Once the shipments arrive, Russell said the Consulate will be doing an inventory, and would immediately commence the distribution of the essential items with the help of the Guyanese Association of St Vincent and the Grenadines.
Russell, who has been living in St. Vincent and the Grenadines for more than 30 years, said the Consulate has been proactive. He said since the establishment of the Office of the Honorary Consul in 2017, a register with the names of Guyanese living in St. Vincent and the Grenadines was created as part of its primary function.
Cognizant of the effects an active volcano can have on a population, Russell said the Office of the Honorary Consul, from as early as December, 2020, began an aggressive awareness campaign, in collaboration with the Guyanese Association of St Vincent and the Grenadines, aimed at edifying Guyanese on emergency measures to be taken during the eruptions, building contact and providing support.

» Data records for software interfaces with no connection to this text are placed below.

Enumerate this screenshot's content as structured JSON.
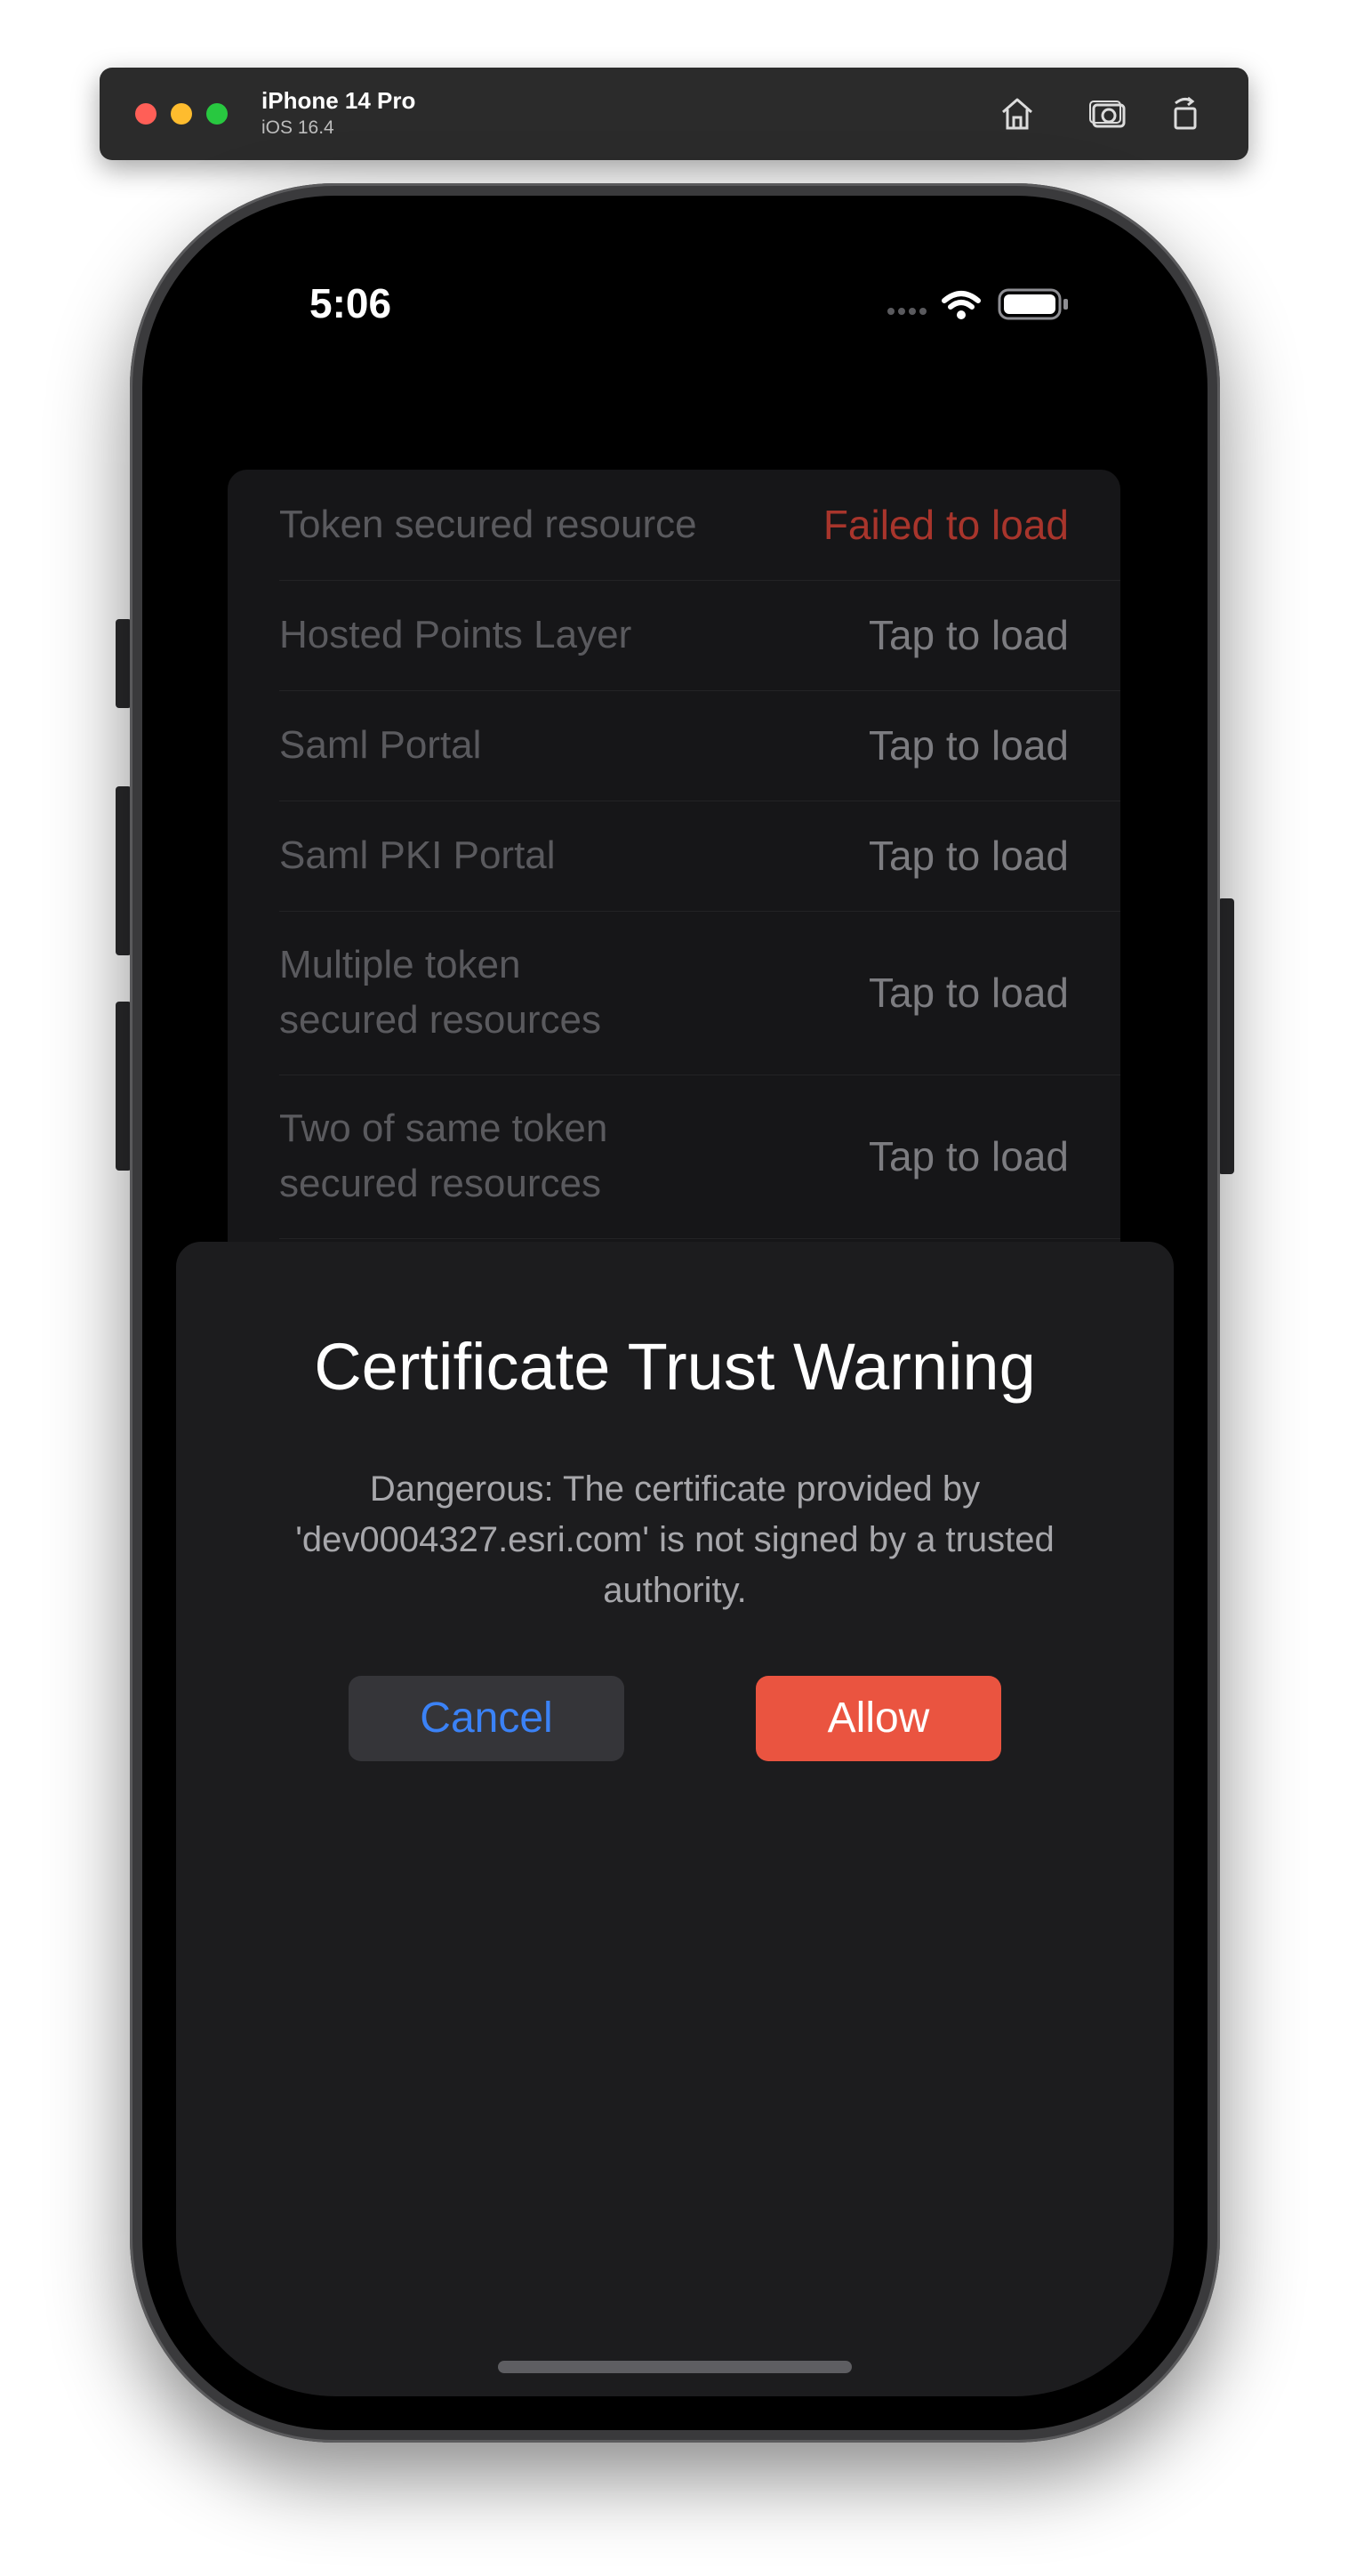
{
  "toolbar": {
    "device_name": "iPhone 14 Pro",
    "os_version": "iOS 16.4",
    "home_icon": "home-icon",
    "screenshot_icon": "camera-icon",
    "rotate_icon": "rotate-icon"
  },
  "status_bar": {
    "time": "5:06"
  },
  "list": {
    "rows": [
      {
        "title": "Token secured resource",
        "status": "Failed to load"
      },
      {
        "title": "Hosted Points Layer",
        "status": "Tap to load"
      },
      {
        "title": "Saml Portal",
        "status": "Tap to load"
      },
      {
        "title": "Saml PKI Portal",
        "status": "Tap to load"
      },
      {
        "title_line1": "Multiple token",
        "title_line2": "secured resources",
        "status": "Tap to load"
      },
      {
        "title_line1": "Two of same token",
        "title_line2": "secured resources",
        "status": "Tap to load"
      }
    ]
  },
  "sheet": {
    "title": "Certificate Trust Warning",
    "message": "Dangerous: The certificate provided by 'dev0004327.esri.com' is not signed by a trusted authority.",
    "cancel_label": "Cancel",
    "allow_label": "Allow"
  },
  "colors": {
    "failed": "#a8352c",
    "accent_blue": "#3b82f6",
    "allow_red": "#ea5440"
  }
}
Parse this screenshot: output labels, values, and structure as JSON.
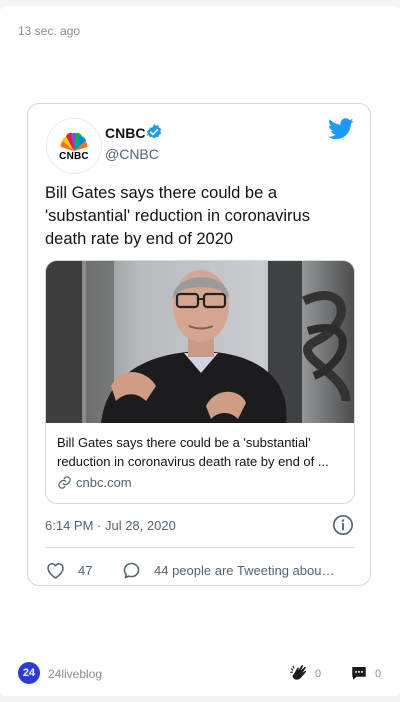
{
  "post": {
    "time_ago": "13 sec. ago"
  },
  "tweet": {
    "avatar_label": "CNBC",
    "name": "CNBC",
    "handle": "@CNBC",
    "text": "Bill Gates says there could be a 'substantial' reduction in coronavirus death rate by end of 2020",
    "link_card": {
      "title": "Bill Gates says there could be a 'substantial' reduction in coronavirus death rate by end of ...",
      "domain": "cnbc.com"
    },
    "date": "6:14 PM · Jul 28, 2020",
    "like_count": "47",
    "reply_text": "44 people are Tweeting abou…",
    "colors": {
      "twitter_blue": "#1d9bf0",
      "secondary_text": "#536471",
      "border": "#cfd9de"
    },
    "icons": [
      "twitter-bird-icon",
      "verified-badge-icon",
      "link-icon",
      "info-icon",
      "heart-icon",
      "reply-bubble-icon"
    ]
  },
  "footer": {
    "logo_text": "24",
    "brand": "24liveblog",
    "clap_count": "0",
    "comment_count": "0",
    "icons": [
      "clap-icon",
      "comment-icon"
    ]
  }
}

“As early as December, we began doing our normal television programmes, sending out press releases, encouraging Guyanese to provide their information. Can you let us know where you are? If you have changed your residence in the last year or six months; if you will be moving from the red and the orange zones, which zone are you going to live?” he detailed.
The awareness programmes and outreaches, he says, are continuing. Since April 7, more than 110 Guyanese have registered with the Consulate, taking he overall total to well over 200.
Russell said though the number of Guyanese living in St Vincent and the Grenadines is significantly higher than those registered, he is pleased that Guyanese are reaching out to the Consulate.
According to him, Guyanese who were residing in the Red (Very High Hazard) and Orange (High Hazard) Zones have been safely evacuated to the Green Zone. “All of those persons have moved from the Red and Orange Zones into the Green Zone. So there is no one there in the Red or Orange Zone,” the Honorary Consul said.
He said Guyanese, like himself, who live in the Green Zone have been accommodating their fellow nationals, who were forced to evacuate.
“Based on my information, we do not have on record any Guyanese in shelters. We have 89 active shelters right now in St. Vincent, 89 operational shelters; I have not found any Guyanese there,” he posited.
The Consulate has also coordinated with the Ministry of Foreign Affairs in St. Vincent and the Grenadines to offer psychosocial support to Guyanese. “We have asked the Ministry of Foreign Affairs of St. Vincent to make available to us counsellors to help people who need psycho-social support because not everyone can cope with this,” he said.
THE DOMINO EFFECT
According to the United Nations (UN), islands in close proximity to St. Vincent and the Grenadines, such as Barbados, St. Lucia and Grenada, have also been affected by the ash fall.
Reports coming out of Barbados, indicate that in the early days of the eruption, gigantic plumes of ash from the La Soufriere Volcano dumped tons of Sulphur-laden dust throughout the island.
Jacqueline Marshall, a Guyanese mother of one who resides in Barbados, told Village Voice News that coping with both the Coronavirus Disease (COVID-19) pandemic and the ash fall from volcano has been quite a struggle.
“Most Guyanese residing in Barbados are either self-employed or working with the private sector, this ash fall coupled with the 2 lockdowns so far really placed tremendous financial as well as mental pressure on Guyanese in Barbados. Trying to go about one’s daily lives over the last few days isn’t easy to maneuver but we are a resilient people and we’re fighting the good fight….keeping the faith regardless,” she told this newspaper.
According to UWI Seismic Research Centre, as of 18:00hrs on April 15, seismic activity at La Soufrière has changed its pattern. “The last of a series of bands of tremor ended at about 5:40 am and, unlike all the previous bands, had no strong venting or explosive activity associated with it,” the centre explained. It has now recorded a near constant swarm of long-period and hybrid earthquakes, with three brief episodes of low-level tremor each lasting less than 30 minutes.